Entries provided
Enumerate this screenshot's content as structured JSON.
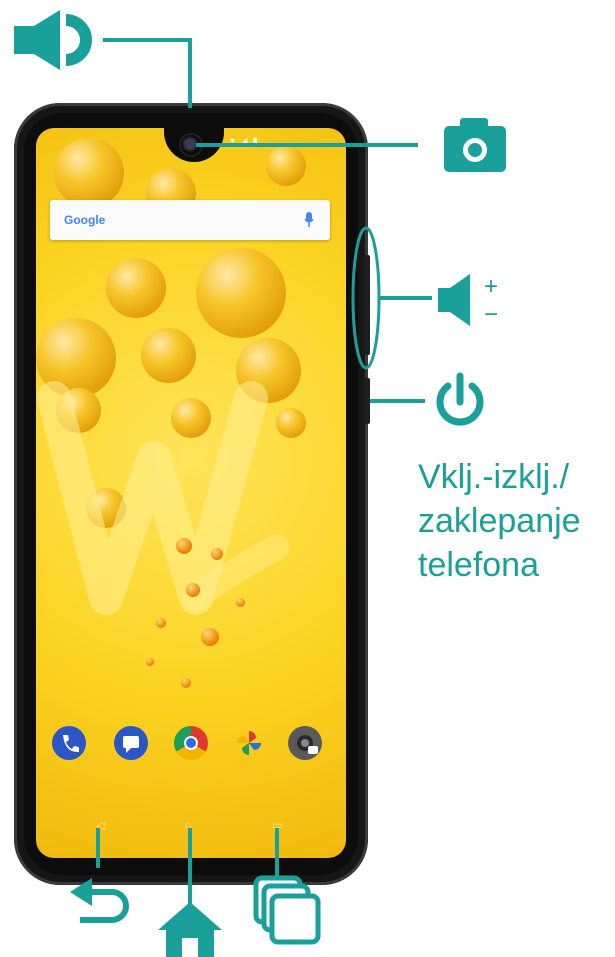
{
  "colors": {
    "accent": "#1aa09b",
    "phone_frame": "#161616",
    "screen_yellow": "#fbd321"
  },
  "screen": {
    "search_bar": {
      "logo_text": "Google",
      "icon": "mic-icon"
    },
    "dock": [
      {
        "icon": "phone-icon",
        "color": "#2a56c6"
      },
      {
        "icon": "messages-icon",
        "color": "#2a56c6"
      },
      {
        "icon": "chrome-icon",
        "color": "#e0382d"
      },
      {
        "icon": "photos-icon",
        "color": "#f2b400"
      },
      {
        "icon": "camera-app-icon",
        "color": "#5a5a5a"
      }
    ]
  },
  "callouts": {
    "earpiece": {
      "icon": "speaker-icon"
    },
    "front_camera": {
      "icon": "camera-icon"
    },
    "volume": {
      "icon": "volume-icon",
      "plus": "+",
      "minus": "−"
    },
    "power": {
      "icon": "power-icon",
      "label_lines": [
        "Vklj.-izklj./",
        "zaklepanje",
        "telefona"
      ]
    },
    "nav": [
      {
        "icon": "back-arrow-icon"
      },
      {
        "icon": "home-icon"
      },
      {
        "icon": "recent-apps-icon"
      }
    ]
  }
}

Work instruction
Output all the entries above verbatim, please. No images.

Solution to the exercise
Enumerate this screenshot's content as structured JSON.
{
  "colors": {
    "accent": "#1aa09b",
    "phone_frame": "#161616",
    "screen_yellow": "#fbd321"
  },
  "screen": {
    "search_bar": {
      "logo_text": "Google",
      "icon": "mic-icon"
    },
    "dock": [
      {
        "icon": "phone-icon",
        "color": "#2a56c6"
      },
      {
        "icon": "messages-icon",
        "color": "#2a56c6"
      },
      {
        "icon": "chrome-icon",
        "color": "#e0382d"
      },
      {
        "icon": "photos-icon",
        "color": "#f2b400"
      },
      {
        "icon": "camera-app-icon",
        "color": "#5a5a5a"
      }
    ]
  },
  "callouts": {
    "earpiece": {
      "icon": "speaker-icon"
    },
    "front_camera": {
      "icon": "camera-icon"
    },
    "volume": {
      "icon": "volume-icon",
      "plus": "+",
      "minus": "−"
    },
    "power": {
      "icon": "power-icon",
      "label_lines": [
        "Vklj.-izklj./",
        "zaklepanje",
        "telefona"
      ]
    },
    "nav": [
      {
        "icon": "back-arrow-icon"
      },
      {
        "icon": "home-icon"
      },
      {
        "icon": "recent-apps-icon"
      }
    ]
  }
}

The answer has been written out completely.